There is, how­ever, pos­i­tive news in that th­ese lat­est find­ings should spur the gov­ern­ment into more ac­tion along such lines. Last June the gov­ern­ment took ac­tion. At the time, the Prime Min­is­ter had ex­pressed shock over the dis­mal find­ings and pledged to ad­dress the is­sue im­me­di­ately, and he did, in the form of a com­mit­ment signed by rep­re­sen­ta­tives of gov­ern­ment de­part­ments and en­ti­ties stip­u­lat­ing new dead­lines and meth­ods with the fi­nal aim of re­duc­ing bu­reau­cracy and in­creas­ing ac­count­abil­ity when it comes to busi­nesses’ bu­reau­cratic red tape.

In fact, the World Bank noted in the an­nual report that was pub­lished this week that Malta made some im­prove­ments in the ar­eas of start­ing a busi­ness and of get­ting credit. In terms of the red tape in­volved in start­ing a busi­ness, the World Bank ob­served that Malta over the last year made start­ing a busi­ness eas­ier by of­fer­ing au­to­matic reg­is­tra­tion with the In­land Rev­enue Depart­ment fol­low­ing the re­ceipt of the com­pany reg­is­tra­tion num­ber. As for ac­cess to credit, the World Bank pointed out that Malta im­proved ac­cess to credit in­for­ma­tion by launch­ing a new credit registry.

But, on the other hand, the report ob­served that over the last year Malta made pay­ing taxes more costly by re­plac­ing the cap­i­tal gains tax with a prop­erty trans­fer tax, and in­creas­ing the max­i­mum so­cial se­cu­rity con­tri­bu­tion paid by em­ploy­ers. As such – and al­though its rank­ings have not im­proved very much over the last year, with no move­ment in terms of its EU-wide rank­ing and by only climb­ing four spots on a global level – the gov­ern­ment ap­pears to be tak­ing some tan­gi­ble ac­tion.

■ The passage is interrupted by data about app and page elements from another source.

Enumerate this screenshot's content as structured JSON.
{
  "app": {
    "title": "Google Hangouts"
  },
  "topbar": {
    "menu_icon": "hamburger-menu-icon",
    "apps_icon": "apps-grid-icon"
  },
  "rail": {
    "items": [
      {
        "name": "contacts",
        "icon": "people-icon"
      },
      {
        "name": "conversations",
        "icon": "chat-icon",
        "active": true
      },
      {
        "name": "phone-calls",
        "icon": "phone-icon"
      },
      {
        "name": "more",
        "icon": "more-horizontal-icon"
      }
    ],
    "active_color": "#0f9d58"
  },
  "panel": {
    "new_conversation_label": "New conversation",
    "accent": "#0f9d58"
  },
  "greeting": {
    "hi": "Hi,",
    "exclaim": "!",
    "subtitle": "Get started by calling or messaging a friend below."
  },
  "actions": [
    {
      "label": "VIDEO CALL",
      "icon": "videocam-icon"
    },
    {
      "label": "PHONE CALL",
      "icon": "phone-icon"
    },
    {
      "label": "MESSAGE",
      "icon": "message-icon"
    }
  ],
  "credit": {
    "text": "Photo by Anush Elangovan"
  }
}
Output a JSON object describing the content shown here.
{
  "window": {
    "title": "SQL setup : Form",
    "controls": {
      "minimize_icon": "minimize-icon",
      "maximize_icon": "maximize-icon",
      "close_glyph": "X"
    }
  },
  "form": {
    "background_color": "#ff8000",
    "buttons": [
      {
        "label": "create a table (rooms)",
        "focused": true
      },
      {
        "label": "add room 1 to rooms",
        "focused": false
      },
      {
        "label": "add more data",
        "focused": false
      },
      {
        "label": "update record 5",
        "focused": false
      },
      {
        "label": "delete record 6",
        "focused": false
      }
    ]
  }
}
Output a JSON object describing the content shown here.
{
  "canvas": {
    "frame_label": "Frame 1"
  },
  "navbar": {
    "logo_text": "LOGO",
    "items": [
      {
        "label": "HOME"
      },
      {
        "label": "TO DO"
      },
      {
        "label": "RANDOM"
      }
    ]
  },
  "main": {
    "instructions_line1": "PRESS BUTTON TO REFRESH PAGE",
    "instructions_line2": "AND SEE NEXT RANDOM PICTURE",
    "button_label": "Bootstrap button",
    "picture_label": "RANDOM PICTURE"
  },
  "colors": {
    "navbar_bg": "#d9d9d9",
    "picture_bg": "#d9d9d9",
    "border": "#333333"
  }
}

Much more ac­tion along such line, how­ever, will be needed if Malta’s com­pet­i­tive­ness lev­els are to com­pete with its main com­peti­tors – its EU coun­ter­parts.

Newspapers in English

Newspapers from Malta

© PressReader. All rights reserved.